Heterozygotes for Salla disease and ISSD have no clinical manifestations, and their urinary excretion of free sialic acid is within normal limits. The assay of transport activity with resealed lysosomal vesicles from cultured cells can differentiate between the carriers and normals, but the method is not feasible for clinical purposes.33 The observation of an intermediate free sialic acid level in the granulocyte subpopulation of peripheral blood leukocytes in obligate heterozygotes of Salla disease and ISSD58 requires further confirmation in a larger series of individuals. Mutation assay, if available, provides a reliable carrier test for genetic counseling purposes. A relatively high carrier frequency of the R39C mutation in the Finnish population may justify population-based carrier screening in the future.
Four clinical entities present with intracellular accumulation and urinary excretion of sialic acid.1 Sialidosis is due to deficiency of lysosomal neuraminidase leading to storage of undegraded sialyloligosaccharides (see Chap. 140). Sialidosis patients show evidence of lysosomal accumulation, but the storage material, as well as the urinary excretion product, is bound, not free, sialic acid. Definitive diagnosis of sialidosis can be made by assay of neuraminidase activity in leukocytes or cultured fibroblasts. Galactosialidosis is due to a deficiency of a 32-kDa protective protein, and affected patients also excrete sialyloligosaccharides in urine (see Chap. 140). ISSD and Salla disease are allelic mutations of a gene coding for a lysosomal membrane transport protein, and sialuria is a genetic error of impaired feedback inhibition in the synthesis of sialic acid.
The clinical presentations of infantile sialidosis, galactosialidosis, and ISSD may be very similar during the neonatal period, with hepatosplenomegaly, ascites, edema, and dysmorphic features. Cherry-red spots, which are typical ocular findings in sialidosis and galactosialidosis, are not detectable at this early age.
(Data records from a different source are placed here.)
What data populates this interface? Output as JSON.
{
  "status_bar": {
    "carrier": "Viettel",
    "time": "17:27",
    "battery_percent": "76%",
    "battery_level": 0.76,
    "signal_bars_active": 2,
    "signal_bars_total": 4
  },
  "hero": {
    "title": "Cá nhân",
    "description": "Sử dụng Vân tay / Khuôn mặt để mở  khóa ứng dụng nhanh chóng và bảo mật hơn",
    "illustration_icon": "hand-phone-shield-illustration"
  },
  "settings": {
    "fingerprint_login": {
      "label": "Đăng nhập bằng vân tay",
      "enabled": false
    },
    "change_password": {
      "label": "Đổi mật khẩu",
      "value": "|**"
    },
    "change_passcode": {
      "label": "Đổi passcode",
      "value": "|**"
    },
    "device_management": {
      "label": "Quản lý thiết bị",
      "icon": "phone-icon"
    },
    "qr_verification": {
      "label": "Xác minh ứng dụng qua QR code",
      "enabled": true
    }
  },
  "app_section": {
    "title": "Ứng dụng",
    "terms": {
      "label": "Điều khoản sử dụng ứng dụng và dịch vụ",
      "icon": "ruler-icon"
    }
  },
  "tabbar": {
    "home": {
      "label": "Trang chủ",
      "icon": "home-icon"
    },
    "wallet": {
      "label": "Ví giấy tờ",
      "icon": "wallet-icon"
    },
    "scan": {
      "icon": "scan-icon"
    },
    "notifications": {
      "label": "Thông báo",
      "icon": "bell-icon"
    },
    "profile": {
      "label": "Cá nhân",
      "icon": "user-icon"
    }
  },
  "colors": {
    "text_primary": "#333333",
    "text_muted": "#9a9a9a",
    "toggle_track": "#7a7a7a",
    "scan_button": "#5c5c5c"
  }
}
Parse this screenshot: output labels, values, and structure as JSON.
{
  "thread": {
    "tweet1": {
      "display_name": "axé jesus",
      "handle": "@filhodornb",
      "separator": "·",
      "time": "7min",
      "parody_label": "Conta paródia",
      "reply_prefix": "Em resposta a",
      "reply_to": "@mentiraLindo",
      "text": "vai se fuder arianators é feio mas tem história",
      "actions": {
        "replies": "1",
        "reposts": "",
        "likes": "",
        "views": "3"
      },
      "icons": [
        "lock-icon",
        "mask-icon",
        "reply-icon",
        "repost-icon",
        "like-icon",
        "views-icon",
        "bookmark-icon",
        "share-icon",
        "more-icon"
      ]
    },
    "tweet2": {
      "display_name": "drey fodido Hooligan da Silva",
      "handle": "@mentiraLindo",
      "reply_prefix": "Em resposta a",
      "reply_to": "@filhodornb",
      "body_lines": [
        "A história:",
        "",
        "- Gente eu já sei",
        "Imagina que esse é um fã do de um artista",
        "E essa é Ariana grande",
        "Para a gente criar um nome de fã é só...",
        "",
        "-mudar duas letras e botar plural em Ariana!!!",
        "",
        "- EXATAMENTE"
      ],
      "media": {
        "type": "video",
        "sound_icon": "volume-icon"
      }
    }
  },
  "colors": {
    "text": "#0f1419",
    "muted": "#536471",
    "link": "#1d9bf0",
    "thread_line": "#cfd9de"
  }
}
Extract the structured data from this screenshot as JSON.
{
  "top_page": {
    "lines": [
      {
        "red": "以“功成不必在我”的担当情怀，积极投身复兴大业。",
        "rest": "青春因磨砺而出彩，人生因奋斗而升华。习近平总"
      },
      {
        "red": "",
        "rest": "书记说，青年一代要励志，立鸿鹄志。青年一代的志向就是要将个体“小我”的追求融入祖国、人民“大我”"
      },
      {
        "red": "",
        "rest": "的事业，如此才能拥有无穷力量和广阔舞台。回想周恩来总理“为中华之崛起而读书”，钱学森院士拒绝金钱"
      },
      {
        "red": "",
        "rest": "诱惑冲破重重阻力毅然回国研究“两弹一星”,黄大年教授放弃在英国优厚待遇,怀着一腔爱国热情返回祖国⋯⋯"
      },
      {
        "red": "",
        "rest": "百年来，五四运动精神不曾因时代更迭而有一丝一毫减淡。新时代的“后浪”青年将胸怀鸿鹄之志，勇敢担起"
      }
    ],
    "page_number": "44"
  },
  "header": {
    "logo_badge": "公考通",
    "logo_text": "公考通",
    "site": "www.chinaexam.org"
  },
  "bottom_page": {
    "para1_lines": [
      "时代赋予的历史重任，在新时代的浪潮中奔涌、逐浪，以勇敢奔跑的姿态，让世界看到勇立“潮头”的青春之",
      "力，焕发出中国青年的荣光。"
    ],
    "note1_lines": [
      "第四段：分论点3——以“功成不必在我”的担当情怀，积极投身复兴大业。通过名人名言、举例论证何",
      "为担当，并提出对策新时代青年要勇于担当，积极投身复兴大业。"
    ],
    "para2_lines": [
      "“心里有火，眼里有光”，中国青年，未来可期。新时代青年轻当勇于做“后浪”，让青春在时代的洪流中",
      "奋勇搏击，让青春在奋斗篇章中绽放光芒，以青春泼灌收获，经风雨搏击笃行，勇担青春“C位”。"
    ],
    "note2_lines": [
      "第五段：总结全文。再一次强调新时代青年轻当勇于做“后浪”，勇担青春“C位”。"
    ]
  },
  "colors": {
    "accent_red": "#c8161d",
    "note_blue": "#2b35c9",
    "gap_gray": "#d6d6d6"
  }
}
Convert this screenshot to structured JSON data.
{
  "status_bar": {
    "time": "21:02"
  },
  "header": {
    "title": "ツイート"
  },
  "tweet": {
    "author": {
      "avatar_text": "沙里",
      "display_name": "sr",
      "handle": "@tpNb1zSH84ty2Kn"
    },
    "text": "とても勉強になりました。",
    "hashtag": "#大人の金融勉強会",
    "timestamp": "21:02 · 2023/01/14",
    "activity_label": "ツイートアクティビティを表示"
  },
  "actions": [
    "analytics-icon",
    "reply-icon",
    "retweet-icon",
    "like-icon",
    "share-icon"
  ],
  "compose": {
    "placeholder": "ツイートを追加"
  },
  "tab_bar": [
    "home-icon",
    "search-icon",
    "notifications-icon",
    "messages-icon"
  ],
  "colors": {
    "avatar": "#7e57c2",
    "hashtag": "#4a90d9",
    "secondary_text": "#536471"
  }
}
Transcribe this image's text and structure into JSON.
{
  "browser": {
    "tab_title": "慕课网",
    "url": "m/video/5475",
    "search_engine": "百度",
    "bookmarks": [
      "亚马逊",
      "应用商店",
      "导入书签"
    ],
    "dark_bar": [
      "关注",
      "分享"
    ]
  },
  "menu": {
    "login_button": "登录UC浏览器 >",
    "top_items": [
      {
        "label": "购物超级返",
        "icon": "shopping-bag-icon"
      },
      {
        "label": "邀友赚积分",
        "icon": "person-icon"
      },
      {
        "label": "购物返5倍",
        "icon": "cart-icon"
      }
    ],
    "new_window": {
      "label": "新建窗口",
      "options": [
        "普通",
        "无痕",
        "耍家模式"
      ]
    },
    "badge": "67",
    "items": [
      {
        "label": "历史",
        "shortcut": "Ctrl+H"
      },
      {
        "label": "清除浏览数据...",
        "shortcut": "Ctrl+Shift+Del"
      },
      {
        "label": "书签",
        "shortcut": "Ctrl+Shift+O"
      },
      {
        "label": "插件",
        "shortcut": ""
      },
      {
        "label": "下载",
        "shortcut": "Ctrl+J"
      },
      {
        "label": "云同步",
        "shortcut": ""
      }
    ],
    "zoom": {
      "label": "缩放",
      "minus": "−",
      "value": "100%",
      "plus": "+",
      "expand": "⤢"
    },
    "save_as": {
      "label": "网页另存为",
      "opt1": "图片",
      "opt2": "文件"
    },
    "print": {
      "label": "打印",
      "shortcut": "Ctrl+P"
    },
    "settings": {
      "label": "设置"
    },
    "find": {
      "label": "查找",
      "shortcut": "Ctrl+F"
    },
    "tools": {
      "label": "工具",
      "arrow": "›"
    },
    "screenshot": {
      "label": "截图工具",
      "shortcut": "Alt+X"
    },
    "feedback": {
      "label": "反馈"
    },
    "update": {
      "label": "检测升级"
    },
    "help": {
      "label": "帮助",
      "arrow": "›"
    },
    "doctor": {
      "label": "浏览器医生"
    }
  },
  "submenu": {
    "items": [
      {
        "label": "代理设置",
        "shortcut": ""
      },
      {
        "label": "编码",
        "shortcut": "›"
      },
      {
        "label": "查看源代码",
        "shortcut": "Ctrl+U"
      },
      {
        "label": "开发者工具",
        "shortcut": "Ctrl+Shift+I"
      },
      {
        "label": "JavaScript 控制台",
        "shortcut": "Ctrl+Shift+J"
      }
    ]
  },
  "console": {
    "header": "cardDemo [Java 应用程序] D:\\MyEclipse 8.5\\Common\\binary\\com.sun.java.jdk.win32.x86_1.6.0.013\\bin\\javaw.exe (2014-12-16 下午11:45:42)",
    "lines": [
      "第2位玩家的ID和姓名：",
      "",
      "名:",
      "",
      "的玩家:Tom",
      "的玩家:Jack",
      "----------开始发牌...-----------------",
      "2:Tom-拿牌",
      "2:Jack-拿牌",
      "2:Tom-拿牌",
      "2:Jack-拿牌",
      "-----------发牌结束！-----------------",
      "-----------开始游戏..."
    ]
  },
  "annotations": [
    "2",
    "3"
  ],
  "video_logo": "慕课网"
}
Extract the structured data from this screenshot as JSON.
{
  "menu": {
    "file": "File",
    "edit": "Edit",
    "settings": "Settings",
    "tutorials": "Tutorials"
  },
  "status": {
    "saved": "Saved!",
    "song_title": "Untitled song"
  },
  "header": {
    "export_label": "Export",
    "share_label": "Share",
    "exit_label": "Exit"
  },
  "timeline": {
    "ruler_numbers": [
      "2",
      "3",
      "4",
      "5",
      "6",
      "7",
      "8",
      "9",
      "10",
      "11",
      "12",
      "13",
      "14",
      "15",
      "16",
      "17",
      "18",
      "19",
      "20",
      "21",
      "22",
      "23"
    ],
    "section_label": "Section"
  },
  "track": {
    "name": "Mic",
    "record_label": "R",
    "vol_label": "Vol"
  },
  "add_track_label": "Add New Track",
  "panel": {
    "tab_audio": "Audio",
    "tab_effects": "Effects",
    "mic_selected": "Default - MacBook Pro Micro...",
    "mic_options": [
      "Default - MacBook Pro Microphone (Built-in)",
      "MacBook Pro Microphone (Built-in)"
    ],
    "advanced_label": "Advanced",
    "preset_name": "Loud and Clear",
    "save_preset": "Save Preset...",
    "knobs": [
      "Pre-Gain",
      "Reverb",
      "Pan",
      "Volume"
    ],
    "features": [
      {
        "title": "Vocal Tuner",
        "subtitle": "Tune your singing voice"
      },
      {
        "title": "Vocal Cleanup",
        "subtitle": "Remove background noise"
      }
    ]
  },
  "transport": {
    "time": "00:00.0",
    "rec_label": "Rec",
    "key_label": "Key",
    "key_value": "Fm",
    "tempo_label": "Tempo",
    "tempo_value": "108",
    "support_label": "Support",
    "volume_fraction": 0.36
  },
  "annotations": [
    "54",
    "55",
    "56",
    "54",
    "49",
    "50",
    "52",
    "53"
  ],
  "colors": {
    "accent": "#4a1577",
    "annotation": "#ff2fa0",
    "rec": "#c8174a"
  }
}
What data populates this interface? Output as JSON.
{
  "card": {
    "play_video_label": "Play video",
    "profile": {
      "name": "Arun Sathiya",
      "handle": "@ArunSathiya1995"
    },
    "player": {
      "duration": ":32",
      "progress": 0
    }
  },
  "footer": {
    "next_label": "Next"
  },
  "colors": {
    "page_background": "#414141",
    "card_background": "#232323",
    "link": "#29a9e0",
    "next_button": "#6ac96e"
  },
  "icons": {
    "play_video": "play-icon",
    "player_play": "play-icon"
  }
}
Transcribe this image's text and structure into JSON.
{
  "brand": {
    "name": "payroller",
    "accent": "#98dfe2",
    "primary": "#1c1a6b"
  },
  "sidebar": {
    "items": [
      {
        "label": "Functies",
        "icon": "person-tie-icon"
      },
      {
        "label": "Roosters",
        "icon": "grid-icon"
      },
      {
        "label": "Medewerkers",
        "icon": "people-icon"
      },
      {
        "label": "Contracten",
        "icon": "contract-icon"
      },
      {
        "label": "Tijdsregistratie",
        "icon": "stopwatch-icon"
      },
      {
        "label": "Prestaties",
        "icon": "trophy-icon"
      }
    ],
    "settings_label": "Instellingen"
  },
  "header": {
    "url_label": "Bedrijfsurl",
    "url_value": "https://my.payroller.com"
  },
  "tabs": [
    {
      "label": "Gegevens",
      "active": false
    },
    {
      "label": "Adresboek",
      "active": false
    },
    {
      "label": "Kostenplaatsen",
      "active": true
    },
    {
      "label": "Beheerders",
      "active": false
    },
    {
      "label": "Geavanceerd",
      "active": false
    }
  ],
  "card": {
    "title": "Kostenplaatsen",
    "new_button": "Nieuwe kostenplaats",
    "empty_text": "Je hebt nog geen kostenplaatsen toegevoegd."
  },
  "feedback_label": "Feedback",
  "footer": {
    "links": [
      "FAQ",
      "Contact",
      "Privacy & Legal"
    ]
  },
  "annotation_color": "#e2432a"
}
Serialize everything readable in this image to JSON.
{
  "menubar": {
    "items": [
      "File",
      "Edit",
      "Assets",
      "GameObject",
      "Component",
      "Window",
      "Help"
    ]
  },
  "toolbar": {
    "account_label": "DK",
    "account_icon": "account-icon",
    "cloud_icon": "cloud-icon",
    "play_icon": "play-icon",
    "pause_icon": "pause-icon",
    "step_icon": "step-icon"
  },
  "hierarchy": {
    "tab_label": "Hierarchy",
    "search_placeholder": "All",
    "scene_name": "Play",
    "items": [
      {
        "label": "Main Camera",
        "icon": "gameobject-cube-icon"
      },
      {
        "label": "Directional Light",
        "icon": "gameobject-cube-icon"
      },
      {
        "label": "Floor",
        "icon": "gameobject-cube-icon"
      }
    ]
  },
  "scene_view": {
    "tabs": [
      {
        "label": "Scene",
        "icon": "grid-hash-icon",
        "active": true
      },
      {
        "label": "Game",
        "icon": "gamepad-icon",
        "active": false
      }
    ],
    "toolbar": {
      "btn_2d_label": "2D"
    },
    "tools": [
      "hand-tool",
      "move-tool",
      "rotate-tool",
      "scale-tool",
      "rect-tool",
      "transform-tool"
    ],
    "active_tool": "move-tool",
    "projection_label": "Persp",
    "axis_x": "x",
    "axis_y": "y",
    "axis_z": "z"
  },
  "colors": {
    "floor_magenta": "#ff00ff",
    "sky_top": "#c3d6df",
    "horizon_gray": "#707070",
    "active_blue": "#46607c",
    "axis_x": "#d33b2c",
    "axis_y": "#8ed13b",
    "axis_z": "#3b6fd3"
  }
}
Assay of urinary oligosaccharides and enzyme activities in leukocytes or cultured cells usually leads to the correct diagnosis.
The distinction between ISSD and Salla disease is straightforward in typical cases. The severity of the clinical course of the disease and the difference in the amount of sialic acid excreted in the urine and stored in the tissues usually identify the type of disease. Atypical patients, however, may pose diagnostic difficulties. Visceromegaly, dysmorphic features, and hypopigmentation of the skin point to ISSD because these findings have not been described in Salla disease patients.
The final diagnostic consideration is sialuria, characterized by variable degrees of developmental delay, hepatosplenomegaly, coarse facial features, massive urinary excretion, and cytoplasmic storage of free sialic acid (see “Sialuria,” below).
At present, no specific treatment is available for patients with Salla disease or ISSD. No therapeutic trials with bone marrow transplantation are known. Detailed molecular characterization of the transport mechanism at the lysosomal membrane may pave the way for specific therapeutic modalities.